My study of moral psychology has made me somewhat more humble. It has made me realize that my mind will jump to conclusions and that many of those conclusions will be wrong. I can’t often perceive that reality at first. What I have found is that the best way to make an effective apology, which also happens to be a good way to initiate any kind of interaction and/or consideration for change with anyone, is to start by saying what you’re wrong about. So, in any sort of politically charged encounter, don’t start off by making your case about what you’re right about. Start off by saying what you know your side has been wrong about historically, and that you know the other side was right on those issues. Being humble, acknowledging fault, or praising something on the other side, has been proven to win hearts and minds, to create an atmosphere that supports consideration and empathy. Start off in that way, and then by the power of reciprocity, the other side is more inclined to match your effort. What you want to avoid at all costs is the normal human interaction of assuming that everyone who is not a blind unquestioning ally is an enemy combatant. Avoid throwing arguments at the other side for pure consumption and to create emotional outrage, not even by the other entity, but by the onlookers and bystanders of the matter. Avoid that dynamic at all costs. The power of apologies and acknowledgements, the expression of empathy and respect, is what is required to lay the groundwork for genuine conversation. That is what I want to leave with you.

Jonathan Haidt

(transcript from an On Being interview with significant editing/paraphrasing from me 2017)

Giving the Masters More Money, Blood, Sweat, or Tears (Warrior Poet Mental Yoga 210)

Do you think that the american slaves were ever told by their masters that if they worked harder and helped their masters generate more revenue for themselves, that they (the slaves) would then be set free or at least have their standards of life significantly improved? Sounds good, doesn’t it? But isn’t a man (a corporation or any other institution), capable of having the power to be a slave owner and choosing to do so, almost always irrevocably going to remain a slave owner unless he is overthrown and stripped of his power? Giving a slave owner, a master, more money, blood, sweat, or tears almost always just emboldens the slave owner to double down on his oppression and plundering of others, doesn’t it?

Cribb          2017

Struck With (Warrior Poet Mental Yoga 209)

What I hear from trauma survivors, what I’m always struck with, is how upsetting it is when other people don’t help them or don’t acknowledge the reality of their situation or respond very poorly to the suffering, needs, and distress of all of those involved. I’m very struck by that.

And I’m very struck by how many Holocaust survivors got through because there was one person that focused on their survival or because they focused on another’s.

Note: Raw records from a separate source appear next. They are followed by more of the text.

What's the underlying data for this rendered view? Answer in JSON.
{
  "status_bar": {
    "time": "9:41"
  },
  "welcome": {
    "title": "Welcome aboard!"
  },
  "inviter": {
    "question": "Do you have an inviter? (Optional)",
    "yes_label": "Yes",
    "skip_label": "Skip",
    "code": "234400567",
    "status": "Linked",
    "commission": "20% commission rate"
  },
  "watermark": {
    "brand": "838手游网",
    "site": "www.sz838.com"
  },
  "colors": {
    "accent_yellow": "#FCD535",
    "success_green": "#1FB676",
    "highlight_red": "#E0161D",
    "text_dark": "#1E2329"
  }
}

So, I believe that how we behave towards one another individually and in society can make a very big difference in the effects of environmental events (trauma, tragedy, disaster) on our molecular biology (expression of PTSD, depression, anxiety, etc.). It becomes very interesting when you think about it that way, but I believe it’s true.

Rachel Yehuda
Professor of Psychiatry and Neuroscience
Transcript excerpt from On Being recorded 2015